- Task instructions
Every entry is to be restated exactly; pictures are not part of the copy.
──────────────────────────────
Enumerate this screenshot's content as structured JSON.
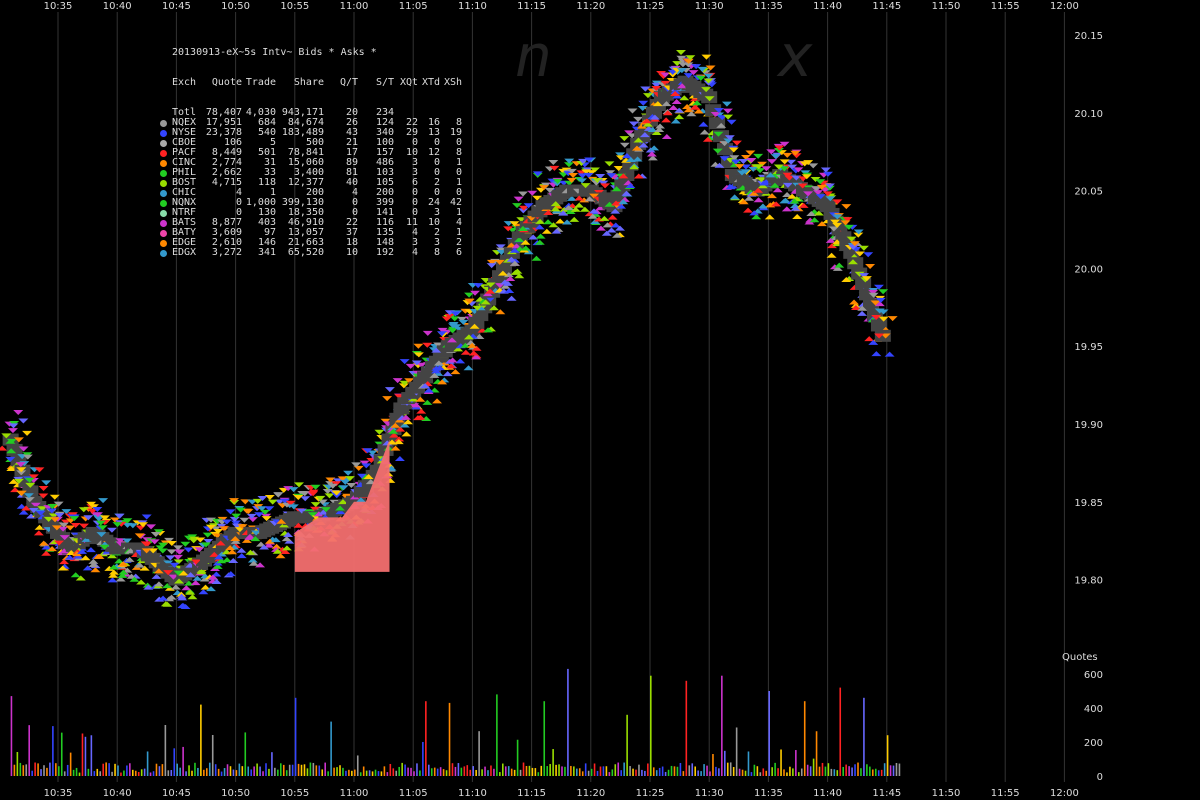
{
  "chart_data": [
    {
      "type": "scatter",
      "title": "20130913-eX~5s Intv~ Bids * Asks *",
      "x_ticks": [
        "10:35",
        "10:40",
        "10:45",
        "10:50",
        "10:55",
        "11:00",
        "11:05",
        "11:10",
        "11:15",
        "11:20",
        "11:25",
        "11:30",
        "11:35",
        "11:40",
        "11:45",
        "11:50",
        "11:55",
        "12:00"
      ],
      "y_ticks": [
        "20.15",
        "20.10",
        "20.05",
        "20.00",
        "19.95",
        "19.90",
        "19.85",
        "19.80"
      ],
      "ylim": [
        19.77,
        20.16
      ],
      "grid": "vertical",
      "series": [
        {
          "name": "Bids/Asks",
          "x": [
            "10:31",
            "10:33",
            "10:36",
            "10:38",
            "10:40",
            "10:42",
            "10:45",
            "10:47",
            "10:50",
            "10:52",
            "10:55",
            "10:57",
            "11:00",
            "11:02",
            "11:04",
            "11:06",
            "11:08",
            "11:10",
            "11:12",
            "11:14",
            "11:16",
            "11:18",
            "11:20",
            "11:22",
            "11:24",
            "11:26",
            "11:28",
            "11:30",
            "11:32",
            "11:34",
            "11:36",
            "11:38",
            "11:40",
            "11:42",
            "11:44",
            "11:45"
          ],
          "y": [
            19.89,
            19.85,
            19.82,
            19.83,
            19.82,
            19.82,
            19.8,
            19.81,
            19.83,
            19.83,
            19.84,
            19.84,
            19.85,
            19.87,
            19.91,
            19.93,
            19.95,
            19.96,
            19.99,
            20.02,
            20.04,
            20.05,
            20.05,
            20.04,
            20.08,
            20.11,
            20.12,
            20.11,
            20.06,
            20.05,
            20.06,
            20.05,
            20.04,
            20.01,
            19.97,
            19.95
          ]
        },
        {
          "name": "Trades",
          "x": [
            "10:55",
            "10:57",
            "10:59",
            "11:00",
            "11:01",
            "11:02",
            "11:03"
          ],
          "y": [
            19.83,
            19.84,
            19.84,
            19.85,
            19.85,
            19.87,
            19.89
          ]
        }
      ],
      "legend": {
        "header": [
          "Exch",
          "Quote",
          "Trade",
          "Share",
          "Q/T",
          "S/T",
          "XQt",
          "XTd",
          "XSh"
        ],
        "rows": [
          {
            "exch": "Totl",
            "quote": "78,407",
            "trade": "4,030",
            "share": "943,171",
            "qt": "20",
            "st": "234",
            "xqt": "",
            "xtd": "",
            "xsh": "",
            "color": ""
          },
          {
            "exch": "NQEX",
            "quote": "17,951",
            "trade": "684",
            "share": "84,674",
            "qt": "26",
            "st": "124",
            "xqt": "22",
            "xtd": "16",
            "xsh": "8",
            "color": "#999999"
          },
          {
            "exch": "NYSE",
            "quote": "23,378",
            "trade": "540",
            "share": "183,489",
            "qt": "43",
            "st": "340",
            "xqt": "29",
            "xtd": "13",
            "xsh": "19",
            "color": "#3344ff"
          },
          {
            "exch": "CBOE",
            "quote": "106",
            "trade": "5",
            "share": "500",
            "qt": "21",
            "st": "100",
            "xqt": "0",
            "xtd": "0",
            "xsh": "0",
            "color": "#aaaaaa"
          },
          {
            "exch": "PACF",
            "quote": "8,449",
            "trade": "501",
            "share": "78,841",
            "qt": "17",
            "st": "157",
            "xqt": "10",
            "xtd": "12",
            "xsh": "8",
            "color": "#ff2222"
          },
          {
            "exch": "CINC",
            "quote": "2,774",
            "trade": "31",
            "share": "15,060",
            "qt": "89",
            "st": "486",
            "xqt": "3",
            "xtd": "0",
            "xsh": "1",
            "color": "#ff8800"
          },
          {
            "exch": "PHIL",
            "quote": "2,662",
            "trade": "33",
            "share": "3,400",
            "qt": "81",
            "st": "103",
            "xqt": "3",
            "xtd": "0",
            "xsh": "0",
            "color": "#22cc22"
          },
          {
            "exch": "BOST",
            "quote": "4,715",
            "trade": "118",
            "share": "12,377",
            "qt": "40",
            "st": "105",
            "xqt": "6",
            "xtd": "2",
            "xsh": "1",
            "color": "#99dd00"
          },
          {
            "exch": "CHIC",
            "quote": "4",
            "trade": "1",
            "share": "200",
            "qt": "4",
            "st": "200",
            "xqt": "0",
            "xtd": "0",
            "xsh": "0",
            "color": "#3399cc"
          },
          {
            "exch": "NQNX",
            "quote": "0",
            "trade": "1,000",
            "share": "399,130",
            "qt": "0",
            "st": "399",
            "xqt": "0",
            "xtd": "24",
            "xsh": "42",
            "color": "#22cc22"
          },
          {
            "exch": "NTRF",
            "quote": "0",
            "trade": "130",
            "share": "18,350",
            "qt": "0",
            "st": "141",
            "xqt": "0",
            "xtd": "3",
            "xsh": "1",
            "color": "#88ddaa"
          },
          {
            "exch": "BATS",
            "quote": "8,877",
            "trade": "403",
            "share": "46,910",
            "qt": "22",
            "st": "116",
            "xqt": "11",
            "xtd": "10",
            "xsh": "4",
            "color": "#cc33cc"
          },
          {
            "exch": "BATY",
            "quote": "3,609",
            "trade": "97",
            "share": "13,057",
            "qt": "37",
            "st": "135",
            "xqt": "4",
            "xtd": "2",
            "xsh": "1",
            "color": "#ee44aa"
          },
          {
            "exch": "EDGE",
            "quote": "2,610",
            "trade": "146",
            "share": "21,663",
            "qt": "18",
            "st": "148",
            "xqt": "3",
            "xtd": "3",
            "xsh": "2",
            "color": "#ff8800"
          },
          {
            "exch": "EDGX",
            "quote": "3,272",
            "trade": "341",
            "share": "65,520",
            "qt": "10",
            "st": "192",
            "xqt": "4",
            "xtd": "8",
            "xsh": "6",
            "color": "#3399cc"
          }
        ]
      },
      "watermark": [
        "n",
        "x"
      ]
    },
    {
      "type": "bar",
      "title": "Quotes",
      "y_ticks": [
        "600",
        "400",
        "200",
        "0"
      ],
      "ylim": [
        0,
        650
      ],
      "peaks": [
        {
          "x": "10:31",
          "y": 470
        },
        {
          "x": "10:37",
          "y": 250
        },
        {
          "x": "10:44",
          "y": 300
        },
        {
          "x": "10:47",
          "y": 420
        },
        {
          "x": "10:55",
          "y": 460
        },
        {
          "x": "10:58",
          "y": 320
        },
        {
          "x": "11:06",
          "y": 440
        },
        {
          "x": "11:08",
          "y": 430
        },
        {
          "x": "11:12",
          "y": 480
        },
        {
          "x": "11:16",
          "y": 440
        },
        {
          "x": "11:18",
          "y": 630
        },
        {
          "x": "11:23",
          "y": 360
        },
        {
          "x": "11:25",
          "y": 590
        },
        {
          "x": "11:28",
          "y": 560
        },
        {
          "x": "11:31",
          "y": 590
        },
        {
          "x": "11:35",
          "y": 500
        },
        {
          "x": "11:38",
          "y": 440
        },
        {
          "x": "11:41",
          "y": 520
        },
        {
          "x": "11:43",
          "y": 460
        },
        {
          "x": "11:45",
          "y": 240
        }
      ]
    }
  ],
  "colors": {
    "trade_fill": "#f36f6f",
    "grid": "#333333",
    "box": "#444444",
    "quote_colors": [
      "#3344ff",
      "#22cc22",
      "#ffcc00",
      "#ff8800",
      "#ff2222",
      "#cc33cc",
      "#3399cc",
      "#99dd00",
      "#999999",
      "#6666ff"
    ]
  }
}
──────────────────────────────
- Solution for this exercise
Enumerate this screenshot's content as structured JSON.
{
  "chart_data": [
    {
      "type": "scatter",
      "title": "20130913-eX~5s Intv~ Bids * Asks *",
      "x_ticks": [
        "10:35",
        "10:40",
        "10:45",
        "10:50",
        "10:55",
        "11:00",
        "11:05",
        "11:10",
        "11:15",
        "11:20",
        "11:25",
        "11:30",
        "11:35",
        "11:40",
        "11:45",
        "11:50",
        "11:55",
        "12:00"
      ],
      "y_ticks": [
        "20.15",
        "20.10",
        "20.05",
        "20.00",
        "19.95",
        "19.90",
        "19.85",
        "19.80"
      ],
      "ylim": [
        19.77,
        20.16
      ],
      "grid": "vertical",
      "series": [
        {
          "name": "Bids/Asks",
          "x": [
            "10:31",
            "10:33",
            "10:36",
            "10:38",
            "10:40",
            "10:42",
            "10:45",
            "10:47",
            "10:50",
            "10:52",
            "10:55",
            "10:57",
            "11:00",
            "11:02",
            "11:04",
            "11:06",
            "11:08",
            "11:10",
            "11:12",
            "11:14",
            "11:16",
            "11:18",
            "11:20",
            "11:22",
            "11:24",
            "11:26",
            "11:28",
            "11:30",
            "11:32",
            "11:34",
            "11:36",
            "11:38",
            "11:40",
            "11:42",
            "11:44",
            "11:45"
          ],
          "y": [
            19.89,
            19.85,
            19.82,
            19.83,
            19.82,
            19.82,
            19.8,
            19.81,
            19.83,
            19.83,
            19.84,
            19.84,
            19.85,
            19.87,
            19.91,
            19.93,
            19.95,
            19.96,
            19.99,
            20.02,
            20.04,
            20.05,
            20.05,
            20.04,
            20.08,
            20.11,
            20.12,
            20.11,
            20.06,
            20.05,
            20.06,
            20.05,
            20.04,
            20.01,
            19.97,
            19.95
          ]
        },
        {
          "name": "Trades",
          "x": [
            "10:55",
            "10:57",
            "10:59",
            "11:00",
            "11:01",
            "11:02",
            "11:03"
          ],
          "y": [
            19.83,
            19.84,
            19.84,
            19.85,
            19.85,
            19.87,
            19.89
          ]
        }
      ],
      "legend": {
        "header": [
          "Exch",
          "Quote",
          "Trade",
          "Share",
          "Q/T",
          "S/T",
          "XQt",
          "XTd",
          "XSh"
        ],
        "rows": [
          {
            "exch": "Totl",
            "quote": "78,407",
            "trade": "4,030",
            "share": "943,171",
            "qt": "20",
            "st": "234",
            "xqt": "",
            "xtd": "",
            "xsh": "",
            "color": ""
          },
          {
            "exch": "NQEX",
            "quote": "17,951",
            "trade": "684",
            "share": "84,674",
            "qt": "26",
            "st": "124",
            "xqt": "22",
            "xtd": "16",
            "xsh": "8",
            "color": "#999999"
          },
          {
            "exch": "NYSE",
            "quote": "23,378",
            "trade": "540",
            "share": "183,489",
            "qt": "43",
            "st": "340",
            "xqt": "29",
            "xtd": "13",
            "xsh": "19",
            "color": "#3344ff"
          },
          {
            "exch": "CBOE",
            "quote": "106",
            "trade": "5",
            "share": "500",
            "qt": "21",
            "st": "100",
            "xqt": "0",
            "xtd": "0",
            "xsh": "0",
            "color": "#aaaaaa"
          },
          {
            "exch": "PACF",
            "quote": "8,449",
            "trade": "501",
            "share": "78,841",
            "qt": "17",
            "st": "157",
            "xqt": "10",
            "xtd": "12",
            "xsh": "8",
            "color": "#ff2222"
          },
          {
            "exch": "CINC",
            "quote": "2,774",
            "trade": "31",
            "share": "15,060",
            "qt": "89",
            "st": "486",
            "xqt": "3",
            "xtd": "0",
            "xsh": "1",
            "color": "#ff8800"
          },
          {
            "exch": "PHIL",
            "quote": "2,662",
            "trade": "33",
            "share": "3,400",
            "qt": "81",
            "st": "103",
            "xqt": "3",
            "xtd": "0",
            "xsh": "0",
            "color": "#22cc22"
          },
          {
            "exch": "BOST",
            "quote": "4,715",
            "trade": "118",
            "share": "12,377",
            "qt": "40",
            "st": "105",
            "xqt": "6",
            "xtd": "2",
            "xsh": "1",
            "color": "#99dd00"
          },
          {
            "exch": "CHIC",
            "quote": "4",
            "trade": "1",
            "share": "200",
            "qt": "4",
            "st": "200",
            "xqt": "0",
            "xtd": "0",
            "xsh": "0",
            "color": "#3399cc"
          },
          {
            "exch": "NQNX",
            "quote": "0",
            "trade": "1,000",
            "share": "399,130",
            "qt": "0",
            "st": "399",
            "xqt": "0",
            "xtd": "24",
            "xsh": "42",
            "color": "#22cc22"
          },
          {
            "exch": "NTRF",
            "quote": "0",
            "trade": "130",
            "share": "18,350",
            "qt": "0",
            "st": "141",
            "xqt": "0",
            "xtd": "3",
            "xsh": "1",
            "color": "#88ddaa"
          },
          {
            "exch": "BATS",
            "quote": "8,877",
            "trade": "403",
            "share": "46,910",
            "qt": "22",
            "st": "116",
            "xqt": "11",
            "xtd": "10",
            "xsh": "4",
            "color": "#cc33cc"
          },
          {
            "exch": "BATY",
            "quote": "3,609",
            "trade": "97",
            "share": "13,057",
            "qt": "37",
            "st": "135",
            "xqt": "4",
            "xtd": "2",
            "xsh": "1",
            "color": "#ee44aa"
          },
          {
            "exch": "EDGE",
            "quote": "2,610",
            "trade": "146",
            "share": "21,663",
            "qt": "18",
            "st": "148",
            "xqt": "3",
            "xtd": "3",
            "xsh": "2",
            "color": "#ff8800"
          },
          {
            "exch": "EDGX",
            "quote": "3,272",
            "trade": "341",
            "share": "65,520",
            "qt": "10",
            "st": "192",
            "xqt": "4",
            "xtd": "8",
            "xsh": "6",
            "color": "#3399cc"
          }
        ]
      },
      "watermark": [
        "n",
        "x"
      ]
    },
    {
      "type": "bar",
      "title": "Quotes",
      "y_ticks": [
        "600",
        "400",
        "200",
        "0"
      ],
      "ylim": [
        0,
        650
      ],
      "peaks": [
        {
          "x": "10:31",
          "y": 470
        },
        {
          "x": "10:37",
          "y": 250
        },
        {
          "x": "10:44",
          "y": 300
        },
        {
          "x": "10:47",
          "y": 420
        },
        {
          "x": "10:55",
          "y": 460
        },
        {
          "x": "10:58",
          "y": 320
        },
        {
          "x": "11:06",
          "y": 440
        },
        {
          "x": "11:08",
          "y": 430
        },
        {
          "x": "11:12",
          "y": 480
        },
        {
          "x": "11:16",
          "y": 440
        },
        {
          "x": "11:18",
          "y": 630
        },
        {
          "x": "11:23",
          "y": 360
        },
        {
          "x": "11:25",
          "y": 590
        },
        {
          "x": "11:28",
          "y": 560
        },
        {
          "x": "11:31",
          "y": 590
        },
        {
          "x": "11:35",
          "y": 500
        },
        {
          "x": "11:38",
          "y": 440
        },
        {
          "x": "11:41",
          "y": 520
        },
        {
          "x": "11:43",
          "y": 460
        },
        {
          "x": "11:45",
          "y": 240
        }
      ]
    }
  ],
  "colors": {
    "trade_fill": "#f36f6f",
    "grid": "#333333",
    "box": "#444444",
    "quote_colors": [
      "#3344ff",
      "#22cc22",
      "#ffcc00",
      "#ff8800",
      "#ff2222",
      "#cc33cc",
      "#3399cc",
      "#99dd00",
      "#999999",
      "#6666ff"
    ]
  }
}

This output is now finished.